Kingdom Under Fire has a great many game-play features, both on and off the field of battle. On the field, you will begin by ordering your various regiments to locations by map or just by moving the cursor over the desired area and pressing the “A” button. While en route, you can change your formation or use various abilities that you have learned. You can quickly switch to another troop by simply pulling the triggers and issuing new commands. This is where the strategy some into play. You must learn what troops are good for and position them accordingly. Your hero will command a force of infantry, and when you troops come into contact with the enemy, you seamlessly transition into the action game-play. You take control of your hero and fight face to face with your enemy using the attack buttons and creating a variety of combos or special attacks. This works flawlessly, and you can still switch back to other troops to give orders when fighting without worrying about the AI getting your hero killed, it will probably do a better job than you would. Of course you will be destined to fail unless you continue to upgrade and level yourself as well as your troops. This role-playing element requires you to gain exp. and gold on the battlefield and then upgrade when you get back to base. The leaders and the troops both will need various equipment upgrades, but only the leaders will need to spend exp. to level. This works very well, as your troop's skill is based on your leaders. The same is true on the battlefield, if you start getting whipped by elves you will notices your comrades start to die off. This innovative technique works out well and helps simplify a very complicated game.
The multi-player, which is Xbox Live only, is probably the weak point of the game if it has one. After signing on, the first thing you will have to do is create your army. Which I guarantee you will do wrong the first time, leading to your slaughter in the first match. You will also notice only a handful of servers online, and will have difficulty joining a match. However, if you have a decent connection then creating your own server is very easy and someone will join very quickly. Unfortunately, the game only supports 2 players at a time, but the option to change that is present but currently doesn’t work. This leads me to believe it may be changed with downloadable content. As far as lag, I didn’t experience any. If you pick a server with a good speed, which is displayed for you it just isn’t a problem, which is always nice. Once you get into a match, then the fun can begin, and it is very fun.

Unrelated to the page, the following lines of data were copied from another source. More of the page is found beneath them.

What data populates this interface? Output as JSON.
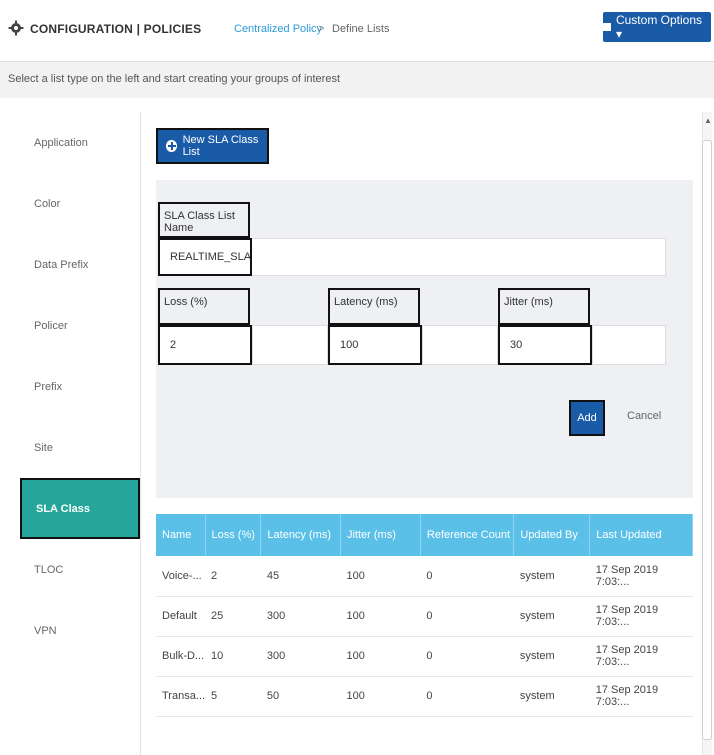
{
  "header": {
    "title": "CONFIGURATION | POLICIES",
    "breadcrumb_link": "Centralized Policy",
    "breadcrumb_sep": ">",
    "breadcrumb_current": "Define Lists",
    "custom_options": "Custom Options ▾"
  },
  "instruction": "Select a list type on the left and start creating your groups of interest",
  "sidebar": {
    "items": [
      {
        "label": "Application"
      },
      {
        "label": "Color"
      },
      {
        "label": "Data Prefix"
      },
      {
        "label": "Policer"
      },
      {
        "label": "Prefix"
      },
      {
        "label": "Site"
      },
      {
        "label": "SLA Class"
      },
      {
        "label": "TLOC"
      },
      {
        "label": "VPN"
      }
    ],
    "active": "SLA Class"
  },
  "main": {
    "new_button": "New SLA Class List",
    "form": {
      "name_label": "SLA Class List Name",
      "name_value": "REALTIME_SLA",
      "loss_label": "Loss (%)",
      "loss_value": "2",
      "latency_label": "Latency (ms)",
      "latency_value": "100",
      "jitter_label": "Jitter (ms)",
      "jitter_value": "30",
      "add": "Add",
      "cancel": "Cancel"
    },
    "table": {
      "headers": [
        "Name",
        "Loss (%)",
        "Latency (ms)",
        "Jitter (ms)",
        "Reference Count",
        "Updated By",
        "Last Updated"
      ],
      "rows": [
        [
          "Voice-...",
          "2",
          "45",
          "100",
          "0",
          "system",
          "17 Sep 2019 7:03:..."
        ],
        [
          "Default",
          "25",
          "300",
          "100",
          "0",
          "system",
          "17 Sep 2019 7:03:..."
        ],
        [
          "Bulk-D...",
          "10",
          "300",
          "100",
          "0",
          "system",
          "17 Sep 2019 7:03:..."
        ],
        [
          "Transa...",
          "5",
          "50",
          "100",
          "0",
          "system",
          "17 Sep 2019 7:03:..."
        ]
      ]
    }
  },
  "colors": {
    "primary": "#1a5ba8",
    "table_header": "#5bc0e8",
    "active_side": "#26a69a",
    "link": "#2a9bd6"
  }
}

It could definitely be improved with a bigger community and the ability for bigger maps with more players.
Kingdom Under Fire: Crusaders is a truly unique and enjoyable experience. The graphics are nothing short of amazing, especially considering the size of the maps, and the massive number of troops on screen. The brilliant soundtrack and excellent voice acting keep the game sounding great, and the story will keep you wrapped up in this medieval fantasy world. The well-combined elements of role-playing, strategy, and action make this a game you will not want to miss out on. Kingdom Under Fire does an amazing job, and will keep you playing for many many hours with its 4 campaigns and huge replay value. If you are looking for a truly different game that is just plain fun, look no further than Kingdom Under Fire: Crusaders.